▸ **EXERCISE PROMPT**
Reproduce the closing part of the entries exactly: the line with "Enumerate this screenshot's" and all lines after it, ending with the last line, and nothing else.

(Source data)
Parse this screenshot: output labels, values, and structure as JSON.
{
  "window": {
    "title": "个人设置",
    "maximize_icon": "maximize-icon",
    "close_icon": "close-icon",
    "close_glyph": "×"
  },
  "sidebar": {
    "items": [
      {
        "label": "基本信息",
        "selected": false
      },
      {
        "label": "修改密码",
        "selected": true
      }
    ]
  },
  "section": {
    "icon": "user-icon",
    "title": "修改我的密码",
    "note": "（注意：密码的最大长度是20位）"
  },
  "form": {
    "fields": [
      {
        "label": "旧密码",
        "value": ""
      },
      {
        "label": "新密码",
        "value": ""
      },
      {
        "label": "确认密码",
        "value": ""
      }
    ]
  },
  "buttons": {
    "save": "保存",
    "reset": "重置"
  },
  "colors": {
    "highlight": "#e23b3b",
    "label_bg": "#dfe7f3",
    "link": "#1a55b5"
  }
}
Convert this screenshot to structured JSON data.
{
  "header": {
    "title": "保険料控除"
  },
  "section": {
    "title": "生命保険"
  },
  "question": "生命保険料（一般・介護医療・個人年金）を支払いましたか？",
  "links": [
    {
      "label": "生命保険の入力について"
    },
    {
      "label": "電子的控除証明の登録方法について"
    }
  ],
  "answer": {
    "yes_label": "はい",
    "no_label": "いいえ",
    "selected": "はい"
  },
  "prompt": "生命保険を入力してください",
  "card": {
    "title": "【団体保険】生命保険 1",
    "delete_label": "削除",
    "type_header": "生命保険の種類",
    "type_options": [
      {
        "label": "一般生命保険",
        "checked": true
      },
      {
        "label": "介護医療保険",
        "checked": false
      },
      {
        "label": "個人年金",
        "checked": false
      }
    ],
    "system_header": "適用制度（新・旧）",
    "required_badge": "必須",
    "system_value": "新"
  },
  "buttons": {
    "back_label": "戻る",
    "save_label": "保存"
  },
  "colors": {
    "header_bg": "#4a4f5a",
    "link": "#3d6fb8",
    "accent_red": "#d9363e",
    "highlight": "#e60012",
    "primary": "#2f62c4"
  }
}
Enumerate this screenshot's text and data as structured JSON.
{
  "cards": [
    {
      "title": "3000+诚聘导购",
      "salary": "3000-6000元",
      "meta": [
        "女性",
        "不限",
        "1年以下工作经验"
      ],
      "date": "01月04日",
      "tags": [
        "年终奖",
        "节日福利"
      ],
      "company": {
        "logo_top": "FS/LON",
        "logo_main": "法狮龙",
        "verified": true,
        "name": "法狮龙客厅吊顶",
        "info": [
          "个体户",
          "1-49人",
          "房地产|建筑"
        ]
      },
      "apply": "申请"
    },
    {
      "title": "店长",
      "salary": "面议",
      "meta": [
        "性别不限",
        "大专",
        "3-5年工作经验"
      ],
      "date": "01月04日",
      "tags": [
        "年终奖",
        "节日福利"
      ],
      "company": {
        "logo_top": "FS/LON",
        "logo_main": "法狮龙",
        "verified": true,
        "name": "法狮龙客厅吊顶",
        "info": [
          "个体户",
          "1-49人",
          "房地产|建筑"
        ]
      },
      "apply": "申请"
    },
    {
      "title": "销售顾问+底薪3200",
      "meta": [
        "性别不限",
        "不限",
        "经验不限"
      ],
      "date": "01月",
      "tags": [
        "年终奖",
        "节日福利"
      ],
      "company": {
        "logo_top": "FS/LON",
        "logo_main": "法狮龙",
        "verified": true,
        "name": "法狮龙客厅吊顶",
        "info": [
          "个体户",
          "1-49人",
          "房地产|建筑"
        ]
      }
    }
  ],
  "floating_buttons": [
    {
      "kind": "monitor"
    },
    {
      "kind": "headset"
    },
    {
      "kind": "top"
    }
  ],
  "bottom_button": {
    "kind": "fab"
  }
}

▸ **EXERCISE SOLUTION**
Enumerate this screenshot's text and data as structured JSON.
{
  "cards": [
    {
      "title": "3000+诚聘导购",
      "salary": "3000-6000元",
      "meta": [
        "女性",
        "不限",
        "1年以下工作经验"
      ],
      "date": "01月04日",
      "tags": [
        "年终奖",
        "节日福利"
      ],
      "company": {
        "logo_top": "FS/LON",
        "logo_main": "法狮龙",
        "verified": true,
        "name": "法狮龙客厅吊顶",
        "info": [
          "个体户",
          "1-49人",
          "房地产|建筑"
        ]
      },
      "apply": "申请"
    },
    {
      "title": "店长",
      "salary": "面议",
      "meta": [
        "性别不限",
        "大专",
        "3-5年工作经验"
      ],
      "date": "01月04日",
      "tags": [
        "年终奖",
        "节日福利"
      ],
      "company": {
        "logo_top": "FS/LON",
        "logo_main": "法狮龙",
        "verified": true,
        "name": "法狮龙客厅吊顶",
        "info": [
          "个体户",
          "1-49人",
          "房地产|建筑"
        ]
      },
      "apply": "申请"
    },
    {
      "title": "销售顾问+底薪3200",
      "meta": [
        "性别不限",
        "不限",
        "经验不限"
      ],
      "date": "01月",
      "tags": [
        "年终奖",
        "节日福利"
      ],
      "company": {
        "logo_top": "FS/LON",
        "logo_main": "法狮龙",
        "verified": true,
        "name": "法狮龙客厅吊顶",
        "info": [
          "个体户",
          "1-49人",
          "房地产|建筑"
        ]
      }
    }
  ],
  "floating_buttons": [
    {
      "kind": "monitor"
    },
    {
      "kind": "headset"
    },
    {
      "kind": "top"
    }
  ],
  "bottom_button": {
    "kind": "fab"
  }
}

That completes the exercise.